- Assignment:
An unaltered copy of every line below is the expected output.

+++

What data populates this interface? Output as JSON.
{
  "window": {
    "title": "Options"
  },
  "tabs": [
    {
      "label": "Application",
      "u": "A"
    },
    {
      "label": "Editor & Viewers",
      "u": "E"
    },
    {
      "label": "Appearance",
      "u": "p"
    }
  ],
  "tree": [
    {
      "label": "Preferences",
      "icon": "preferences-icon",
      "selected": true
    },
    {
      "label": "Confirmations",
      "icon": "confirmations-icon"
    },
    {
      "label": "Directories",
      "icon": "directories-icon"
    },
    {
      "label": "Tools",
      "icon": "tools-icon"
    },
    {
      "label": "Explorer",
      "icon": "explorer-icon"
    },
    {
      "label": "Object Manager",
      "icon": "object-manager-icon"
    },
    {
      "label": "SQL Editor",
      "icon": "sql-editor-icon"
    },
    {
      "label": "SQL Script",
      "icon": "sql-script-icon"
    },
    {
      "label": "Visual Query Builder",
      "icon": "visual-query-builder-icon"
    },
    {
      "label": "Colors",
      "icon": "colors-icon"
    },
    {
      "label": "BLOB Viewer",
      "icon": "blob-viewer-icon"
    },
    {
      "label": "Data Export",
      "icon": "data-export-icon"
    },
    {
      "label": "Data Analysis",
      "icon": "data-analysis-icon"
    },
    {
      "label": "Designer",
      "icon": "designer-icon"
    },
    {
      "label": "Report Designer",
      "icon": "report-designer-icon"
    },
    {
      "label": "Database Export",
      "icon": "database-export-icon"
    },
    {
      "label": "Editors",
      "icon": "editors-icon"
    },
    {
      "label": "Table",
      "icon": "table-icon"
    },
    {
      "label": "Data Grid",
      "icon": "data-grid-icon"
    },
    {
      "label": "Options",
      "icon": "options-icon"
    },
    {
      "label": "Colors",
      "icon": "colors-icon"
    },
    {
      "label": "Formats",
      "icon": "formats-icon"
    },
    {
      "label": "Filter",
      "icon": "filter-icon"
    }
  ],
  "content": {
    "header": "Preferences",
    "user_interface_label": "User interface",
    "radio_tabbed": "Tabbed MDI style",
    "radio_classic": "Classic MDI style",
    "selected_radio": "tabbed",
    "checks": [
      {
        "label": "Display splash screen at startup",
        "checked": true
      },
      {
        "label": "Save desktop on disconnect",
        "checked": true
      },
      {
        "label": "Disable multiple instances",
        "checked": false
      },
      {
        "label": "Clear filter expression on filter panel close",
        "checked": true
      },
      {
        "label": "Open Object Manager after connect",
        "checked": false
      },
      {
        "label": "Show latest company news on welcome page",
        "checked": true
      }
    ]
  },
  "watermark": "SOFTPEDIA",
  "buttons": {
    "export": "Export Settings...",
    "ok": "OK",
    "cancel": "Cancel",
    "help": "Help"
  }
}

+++

- Written answer:
What data populates this interface? Output as JSON.
{
  "window": {
    "title": "Options"
  },
  "tabs": [
    {
      "label": "Application",
      "u": "A"
    },
    {
      "label": "Editor & Viewers",
      "u": "E"
    },
    {
      "label": "Appearance",
      "u": "p"
    }
  ],
  "tree": [
    {
      "label": "Preferences",
      "icon": "preferences-icon",
      "selected": true
    },
    {
      "label": "Confirmations",
      "icon": "confirmations-icon"
    },
    {
      "label": "Directories",
      "icon": "directories-icon"
    },
    {
      "label": "Tools",
      "icon": "tools-icon"
    },
    {
      "label": "Explorer",
      "icon": "explorer-icon"
    },
    {
      "label": "Object Manager",
      "icon": "object-manager-icon"
    },
    {
      "label": "SQL Editor",
      "icon": "sql-editor-icon"
    },
    {
      "label": "SQL Script",
      "icon": "sql-script-icon"
    },
    {
      "label": "Visual Query Builder",
      "icon": "visual-query-builder-icon"
    },
    {
      "label": "Colors",
      "icon": "colors-icon"
    },
    {
      "label": "BLOB Viewer",
      "icon": "blob-viewer-icon"
    },
    {
      "label": "Data Export",
      "icon": "data-export-icon"
    },
    {
      "label": "Data Analysis",
      "icon": "data-analysis-icon"
    },
    {
      "label": "Designer",
      "icon": "designer-icon"
    },
    {
      "label": "Report Designer",
      "icon": "report-designer-icon"
    },
    {
      "label": "Database Export",
      "icon": "database-export-icon"
    },
    {
      "label": "Editors",
      "icon": "editors-icon"
    },
    {
      "label": "Table",
      "icon": "table-icon"
    },
    {
      "label": "Data Grid",
      "icon": "data-grid-icon"
    },
    {
      "label": "Options",
      "icon": "options-icon"
    },
    {
      "label": "Colors",
      "icon": "colors-icon"
    },
    {
      "label": "Formats",
      "icon": "formats-icon"
    },
    {
      "label": "Filter",
      "icon": "filter-icon"
    }
  ],
  "content": {
    "header": "Preferences",
    "user_interface_label": "User interface",
    "radio_tabbed": "Tabbed MDI style",
    "radio_classic": "Classic MDI style",
    "selected_radio": "tabbed",
    "checks": [
      {
        "label": "Display splash screen at startup",
        "checked": true
      },
      {
        "label": "Save desktop on disconnect",
        "checked": true
      },
      {
        "label": "Disable multiple instances",
        "checked": false
      },
      {
        "label": "Clear filter expression on filter panel close",
        "checked": true
      },
      {
        "label": "Open Object Manager after connect",
        "checked": false
      },
      {
        "label": "Show latest company news on welcome page",
        "checked": true
      }
    ]
  },
  "watermark": "SOFTPEDIA",
  "buttons": {
    "export": "Export Settings...",
    "ok": "OK",
    "cancel": "Cancel",
    "help": "Help"
  }
}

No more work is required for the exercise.